- Given data:
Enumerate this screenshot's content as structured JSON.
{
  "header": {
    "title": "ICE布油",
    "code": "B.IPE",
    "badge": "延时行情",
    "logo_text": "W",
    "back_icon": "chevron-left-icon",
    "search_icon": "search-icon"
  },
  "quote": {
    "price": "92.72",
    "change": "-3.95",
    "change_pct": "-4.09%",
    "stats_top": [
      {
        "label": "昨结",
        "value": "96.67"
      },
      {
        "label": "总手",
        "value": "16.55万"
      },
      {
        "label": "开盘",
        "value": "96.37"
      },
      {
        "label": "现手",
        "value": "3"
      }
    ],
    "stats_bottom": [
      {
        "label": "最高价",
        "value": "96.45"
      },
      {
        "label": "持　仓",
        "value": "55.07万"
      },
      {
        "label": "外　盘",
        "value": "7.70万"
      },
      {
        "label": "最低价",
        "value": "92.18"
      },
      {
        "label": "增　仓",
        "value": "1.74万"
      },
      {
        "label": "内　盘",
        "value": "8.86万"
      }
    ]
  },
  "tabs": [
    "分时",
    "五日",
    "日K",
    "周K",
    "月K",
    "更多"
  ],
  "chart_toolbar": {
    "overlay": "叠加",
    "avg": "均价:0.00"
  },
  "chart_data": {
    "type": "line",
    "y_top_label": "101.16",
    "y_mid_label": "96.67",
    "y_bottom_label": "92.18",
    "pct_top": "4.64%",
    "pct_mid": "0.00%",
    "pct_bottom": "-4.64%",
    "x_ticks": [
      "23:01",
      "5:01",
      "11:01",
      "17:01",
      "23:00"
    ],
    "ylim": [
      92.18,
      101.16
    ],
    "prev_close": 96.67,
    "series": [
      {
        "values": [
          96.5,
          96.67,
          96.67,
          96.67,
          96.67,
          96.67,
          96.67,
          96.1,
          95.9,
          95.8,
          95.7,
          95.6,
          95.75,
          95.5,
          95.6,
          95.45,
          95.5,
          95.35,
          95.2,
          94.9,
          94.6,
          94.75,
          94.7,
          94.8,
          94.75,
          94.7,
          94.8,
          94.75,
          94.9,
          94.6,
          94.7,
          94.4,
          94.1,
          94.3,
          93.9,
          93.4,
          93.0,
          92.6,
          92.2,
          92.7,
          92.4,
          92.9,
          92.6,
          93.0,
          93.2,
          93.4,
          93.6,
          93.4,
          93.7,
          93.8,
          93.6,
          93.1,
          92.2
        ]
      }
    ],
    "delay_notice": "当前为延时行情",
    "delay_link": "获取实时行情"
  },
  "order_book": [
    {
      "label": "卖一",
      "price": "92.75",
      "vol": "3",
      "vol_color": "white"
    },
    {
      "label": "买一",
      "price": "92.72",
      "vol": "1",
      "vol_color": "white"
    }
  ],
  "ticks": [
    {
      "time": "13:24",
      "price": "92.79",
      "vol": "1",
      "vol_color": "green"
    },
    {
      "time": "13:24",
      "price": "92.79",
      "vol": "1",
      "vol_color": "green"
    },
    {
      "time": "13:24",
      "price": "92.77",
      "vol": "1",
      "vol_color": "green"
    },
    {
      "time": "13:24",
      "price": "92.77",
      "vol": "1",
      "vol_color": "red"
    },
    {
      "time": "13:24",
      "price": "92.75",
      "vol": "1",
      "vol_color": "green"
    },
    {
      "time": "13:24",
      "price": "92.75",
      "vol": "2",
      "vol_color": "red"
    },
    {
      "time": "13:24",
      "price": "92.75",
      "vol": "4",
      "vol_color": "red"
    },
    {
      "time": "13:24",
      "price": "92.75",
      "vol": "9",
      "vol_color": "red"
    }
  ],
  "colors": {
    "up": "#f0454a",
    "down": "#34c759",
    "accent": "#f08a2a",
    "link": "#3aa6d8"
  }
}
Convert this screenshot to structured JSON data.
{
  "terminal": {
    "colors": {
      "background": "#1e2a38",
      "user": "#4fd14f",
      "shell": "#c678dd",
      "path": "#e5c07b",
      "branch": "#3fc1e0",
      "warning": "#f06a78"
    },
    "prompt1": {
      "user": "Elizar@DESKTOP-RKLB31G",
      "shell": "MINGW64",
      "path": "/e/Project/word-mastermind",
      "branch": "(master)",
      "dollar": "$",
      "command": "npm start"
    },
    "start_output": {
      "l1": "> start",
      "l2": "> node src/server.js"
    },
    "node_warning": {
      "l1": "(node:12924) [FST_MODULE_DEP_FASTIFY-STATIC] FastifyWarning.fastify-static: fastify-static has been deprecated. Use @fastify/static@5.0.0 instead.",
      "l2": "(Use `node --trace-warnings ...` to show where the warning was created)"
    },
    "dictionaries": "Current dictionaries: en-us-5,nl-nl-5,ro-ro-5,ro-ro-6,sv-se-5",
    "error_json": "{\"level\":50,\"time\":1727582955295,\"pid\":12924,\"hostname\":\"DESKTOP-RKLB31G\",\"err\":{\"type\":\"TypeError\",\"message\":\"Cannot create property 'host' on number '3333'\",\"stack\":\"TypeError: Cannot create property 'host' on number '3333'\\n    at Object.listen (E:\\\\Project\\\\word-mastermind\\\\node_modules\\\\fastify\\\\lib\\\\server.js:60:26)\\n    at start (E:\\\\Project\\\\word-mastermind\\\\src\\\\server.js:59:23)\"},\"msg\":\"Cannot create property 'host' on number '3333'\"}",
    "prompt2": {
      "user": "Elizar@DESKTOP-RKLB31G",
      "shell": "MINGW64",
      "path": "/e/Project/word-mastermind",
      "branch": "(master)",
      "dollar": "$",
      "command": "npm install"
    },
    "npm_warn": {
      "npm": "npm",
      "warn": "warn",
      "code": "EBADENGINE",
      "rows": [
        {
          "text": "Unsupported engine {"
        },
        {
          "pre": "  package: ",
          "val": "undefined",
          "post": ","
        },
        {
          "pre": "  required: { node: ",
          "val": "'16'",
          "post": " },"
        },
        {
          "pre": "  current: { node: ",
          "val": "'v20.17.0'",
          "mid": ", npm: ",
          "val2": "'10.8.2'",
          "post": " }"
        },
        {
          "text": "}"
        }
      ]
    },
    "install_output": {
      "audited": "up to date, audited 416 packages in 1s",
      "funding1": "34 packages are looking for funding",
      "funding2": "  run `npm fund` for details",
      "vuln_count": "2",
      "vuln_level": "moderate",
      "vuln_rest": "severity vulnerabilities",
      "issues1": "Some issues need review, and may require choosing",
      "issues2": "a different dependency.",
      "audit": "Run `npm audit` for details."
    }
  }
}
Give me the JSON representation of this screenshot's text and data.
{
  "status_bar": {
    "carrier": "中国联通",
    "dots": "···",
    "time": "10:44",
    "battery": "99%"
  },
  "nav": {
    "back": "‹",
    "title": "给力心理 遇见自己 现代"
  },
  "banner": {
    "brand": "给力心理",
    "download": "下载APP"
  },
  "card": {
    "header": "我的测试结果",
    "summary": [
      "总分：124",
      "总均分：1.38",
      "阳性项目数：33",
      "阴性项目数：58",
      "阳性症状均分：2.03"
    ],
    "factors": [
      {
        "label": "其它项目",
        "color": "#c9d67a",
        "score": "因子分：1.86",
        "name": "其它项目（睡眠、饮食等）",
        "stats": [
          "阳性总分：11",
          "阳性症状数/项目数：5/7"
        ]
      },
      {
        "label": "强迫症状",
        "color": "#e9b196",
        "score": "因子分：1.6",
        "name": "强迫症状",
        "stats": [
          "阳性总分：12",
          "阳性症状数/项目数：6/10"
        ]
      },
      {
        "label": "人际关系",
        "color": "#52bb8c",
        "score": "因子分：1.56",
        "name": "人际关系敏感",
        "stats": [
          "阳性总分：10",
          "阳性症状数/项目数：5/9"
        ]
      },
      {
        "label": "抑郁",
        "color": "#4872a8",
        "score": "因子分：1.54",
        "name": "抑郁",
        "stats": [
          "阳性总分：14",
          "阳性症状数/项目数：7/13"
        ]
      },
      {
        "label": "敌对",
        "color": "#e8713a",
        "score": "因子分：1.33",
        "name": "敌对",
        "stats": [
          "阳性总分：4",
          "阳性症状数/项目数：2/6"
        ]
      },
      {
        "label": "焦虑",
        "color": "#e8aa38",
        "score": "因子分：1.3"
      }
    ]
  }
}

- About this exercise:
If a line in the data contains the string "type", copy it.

- Solution to the exercise:
    "type": "line",
    "error_json": "{\"level\":50,\"time\":1727582955295,\"pid\":12924,\"hostname\":\"DESKTOP-RKLB31G\",\"err\":{\"type\":\"TypeError\",\"message\":\"Cannot create property 'host' on number '3333'\",\"stack\":\"TypeError: Cannot create property 'host' on number '3333'\\n    at Object.listen (E:\\\\Project\\\\word-mastermind\\\\node_modules\\\\fastify\\\\lib\\\\server.js:60:26)\\n    at start (E:\\\\Project\\\\word-mastermind\\\\src\\\\server.js:59:23)\"},\"msg\":\"Cannot create property 'host' on number '3333'\"}",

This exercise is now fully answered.